# Recorded information
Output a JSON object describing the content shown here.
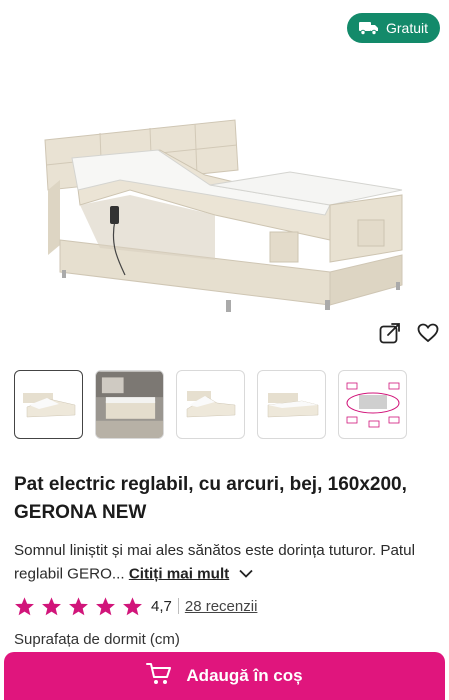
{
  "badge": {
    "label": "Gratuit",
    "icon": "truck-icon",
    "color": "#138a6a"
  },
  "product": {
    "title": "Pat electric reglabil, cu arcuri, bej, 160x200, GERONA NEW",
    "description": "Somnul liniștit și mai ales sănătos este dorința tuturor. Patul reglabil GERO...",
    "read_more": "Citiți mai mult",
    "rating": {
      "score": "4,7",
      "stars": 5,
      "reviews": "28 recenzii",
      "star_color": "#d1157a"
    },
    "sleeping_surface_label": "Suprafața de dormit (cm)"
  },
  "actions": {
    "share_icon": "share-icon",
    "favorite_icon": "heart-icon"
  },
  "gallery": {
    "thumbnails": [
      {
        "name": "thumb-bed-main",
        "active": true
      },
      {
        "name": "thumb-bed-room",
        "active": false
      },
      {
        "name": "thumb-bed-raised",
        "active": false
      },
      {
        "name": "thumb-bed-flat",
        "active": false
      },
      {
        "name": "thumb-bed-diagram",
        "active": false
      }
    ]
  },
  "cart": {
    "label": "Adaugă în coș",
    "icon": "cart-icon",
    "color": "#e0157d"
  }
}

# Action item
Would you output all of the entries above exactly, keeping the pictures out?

# The answer
Output a JSON object describing the content shown here.
{
  "badge": {
    "label": "Gratuit",
    "icon": "truck-icon",
    "color": "#138a6a"
  },
  "product": {
    "title": "Pat electric reglabil, cu arcuri, bej, 160x200, GERONA NEW",
    "description": "Somnul liniștit și mai ales sănătos este dorința tuturor. Patul reglabil GERO...",
    "read_more": "Citiți mai mult",
    "rating": {
      "score": "4,7",
      "stars": 5,
      "reviews": "28 recenzii",
      "star_color": "#d1157a"
    },
    "sleeping_surface_label": "Suprafața de dormit (cm)"
  },
  "actions": {
    "share_icon": "share-icon",
    "favorite_icon": "heart-icon"
  },
  "gallery": {
    "thumbnails": [
      {
        "name": "thumb-bed-main",
        "active": true
      },
      {
        "name": "thumb-bed-room",
        "active": false
      },
      {
        "name": "thumb-bed-raised",
        "active": false
      },
      {
        "name": "thumb-bed-flat",
        "active": false
      },
      {
        "name": "thumb-bed-diagram",
        "active": false
      }
    ]
  },
  "cart": {
    "label": "Adaugă în coș",
    "icon": "cart-icon",
    "color": "#e0157d"
  }
}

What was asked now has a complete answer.